Find every line in the data that contains the word "screen". Return each of those lines.

# PROVIDED DATA:
===

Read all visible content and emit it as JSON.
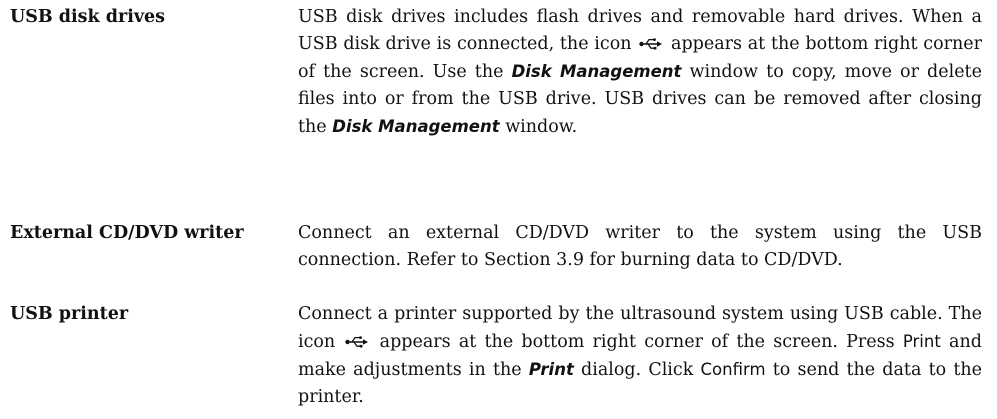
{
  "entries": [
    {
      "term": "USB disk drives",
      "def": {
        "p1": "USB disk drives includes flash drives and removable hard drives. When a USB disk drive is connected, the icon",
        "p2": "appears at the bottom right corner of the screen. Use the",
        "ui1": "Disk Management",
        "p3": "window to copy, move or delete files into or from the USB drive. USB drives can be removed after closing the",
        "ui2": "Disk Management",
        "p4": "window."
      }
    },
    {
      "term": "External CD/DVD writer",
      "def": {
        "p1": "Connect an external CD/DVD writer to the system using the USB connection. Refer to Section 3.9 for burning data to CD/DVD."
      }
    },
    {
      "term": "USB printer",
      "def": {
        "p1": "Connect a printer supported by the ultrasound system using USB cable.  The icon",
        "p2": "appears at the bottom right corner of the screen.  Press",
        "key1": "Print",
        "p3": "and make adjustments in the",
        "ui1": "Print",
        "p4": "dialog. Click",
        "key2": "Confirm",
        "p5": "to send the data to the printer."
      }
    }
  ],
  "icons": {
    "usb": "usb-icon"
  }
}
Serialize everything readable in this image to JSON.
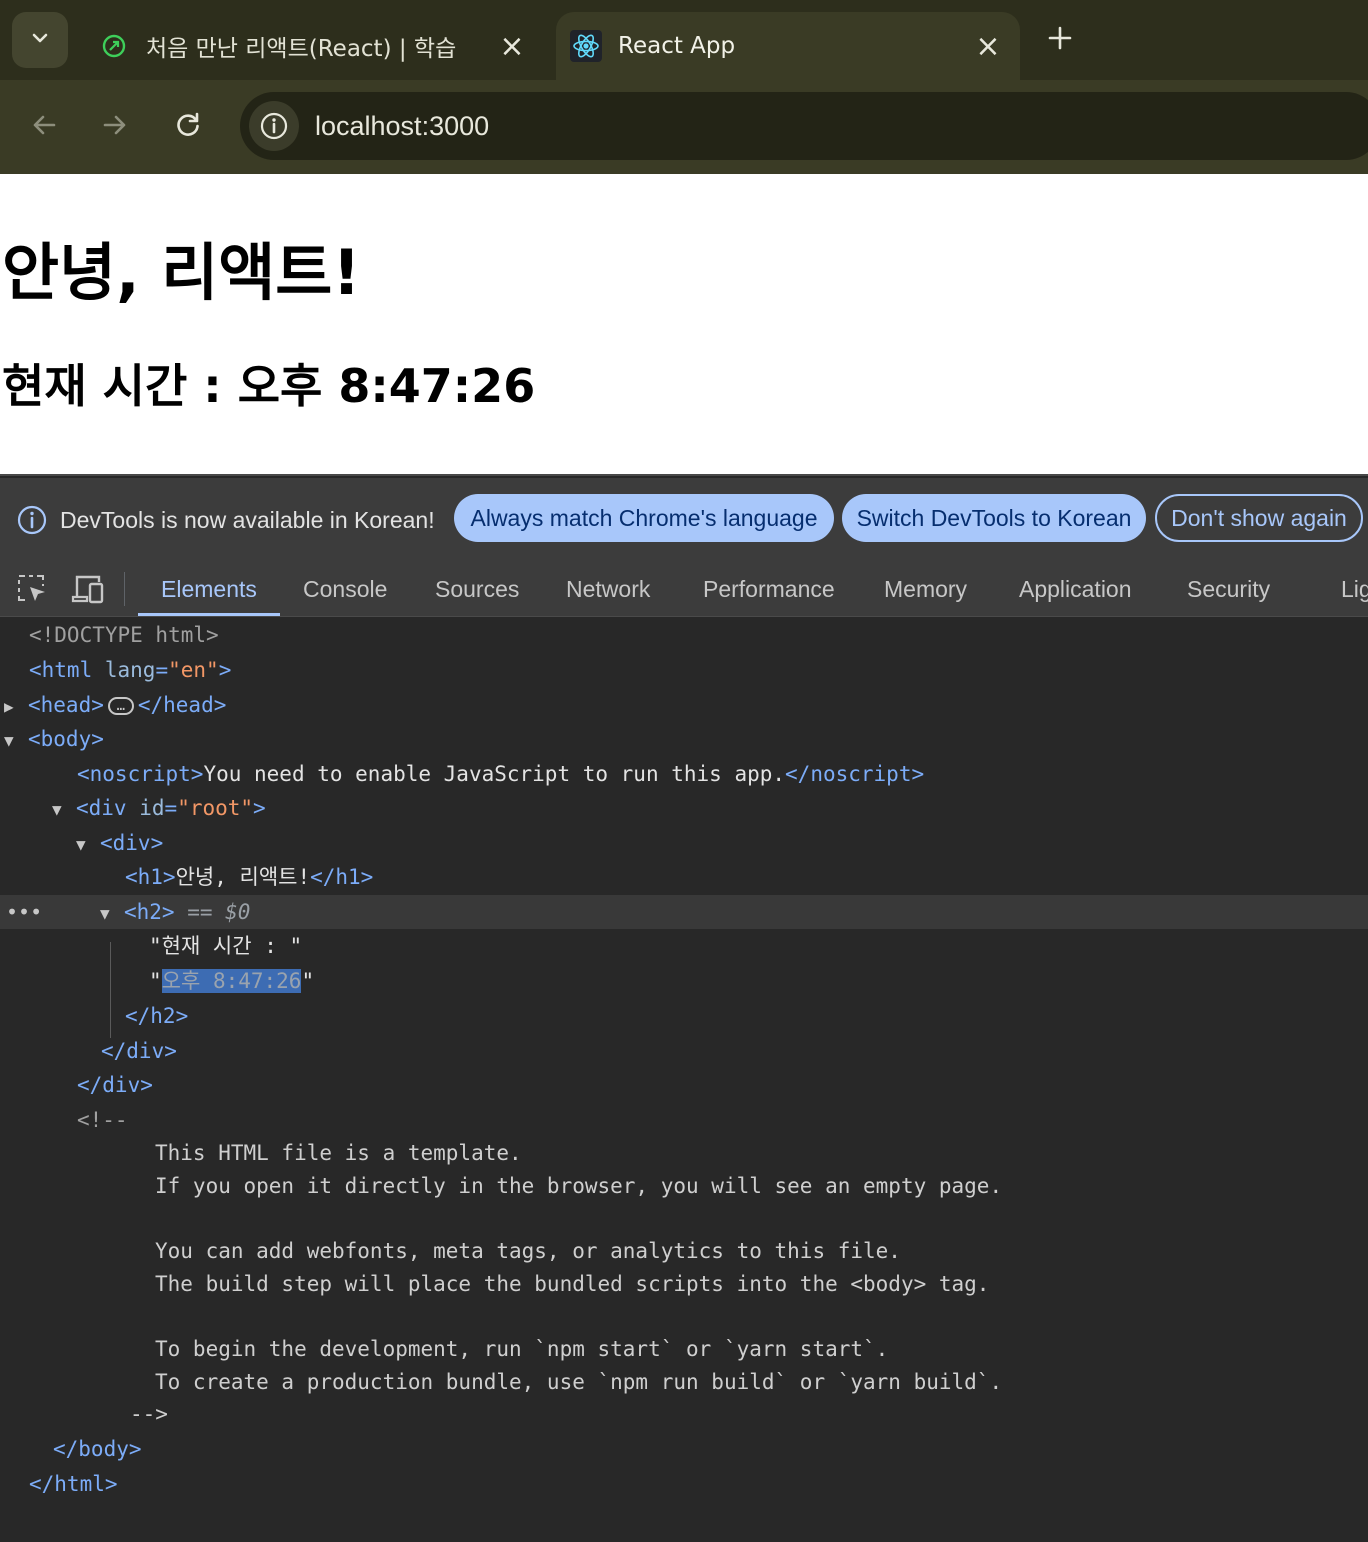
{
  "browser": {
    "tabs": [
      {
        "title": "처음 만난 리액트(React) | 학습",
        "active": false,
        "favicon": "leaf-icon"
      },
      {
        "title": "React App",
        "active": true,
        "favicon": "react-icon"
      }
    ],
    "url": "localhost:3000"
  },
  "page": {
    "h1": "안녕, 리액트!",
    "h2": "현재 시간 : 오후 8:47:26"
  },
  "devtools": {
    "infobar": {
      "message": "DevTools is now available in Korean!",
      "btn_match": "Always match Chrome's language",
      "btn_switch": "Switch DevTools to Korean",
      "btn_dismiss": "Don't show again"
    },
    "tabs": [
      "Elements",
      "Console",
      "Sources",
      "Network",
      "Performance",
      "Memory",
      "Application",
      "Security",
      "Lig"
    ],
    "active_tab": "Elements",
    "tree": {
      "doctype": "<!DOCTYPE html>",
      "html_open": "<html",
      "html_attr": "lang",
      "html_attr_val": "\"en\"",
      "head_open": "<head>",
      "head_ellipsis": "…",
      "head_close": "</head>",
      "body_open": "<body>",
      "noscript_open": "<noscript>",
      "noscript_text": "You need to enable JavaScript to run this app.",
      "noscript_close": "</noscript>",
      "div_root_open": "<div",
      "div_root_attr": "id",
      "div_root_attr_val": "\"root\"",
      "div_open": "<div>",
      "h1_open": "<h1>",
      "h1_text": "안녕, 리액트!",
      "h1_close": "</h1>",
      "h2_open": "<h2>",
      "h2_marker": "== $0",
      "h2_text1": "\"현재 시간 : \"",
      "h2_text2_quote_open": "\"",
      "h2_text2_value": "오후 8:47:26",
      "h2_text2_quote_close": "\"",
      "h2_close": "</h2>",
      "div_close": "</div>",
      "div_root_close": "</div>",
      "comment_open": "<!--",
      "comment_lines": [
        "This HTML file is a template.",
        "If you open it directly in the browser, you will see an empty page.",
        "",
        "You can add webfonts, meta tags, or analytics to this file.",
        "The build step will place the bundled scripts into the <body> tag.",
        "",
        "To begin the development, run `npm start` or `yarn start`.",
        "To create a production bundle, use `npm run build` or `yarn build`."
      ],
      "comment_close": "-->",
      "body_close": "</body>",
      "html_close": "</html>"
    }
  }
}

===

# COMPLETED EXERCISE:
        "p2": "appears at the bottom right corner of the screen. Use the",
        "p2": "appears at the bottom right corner of the screen.  Press",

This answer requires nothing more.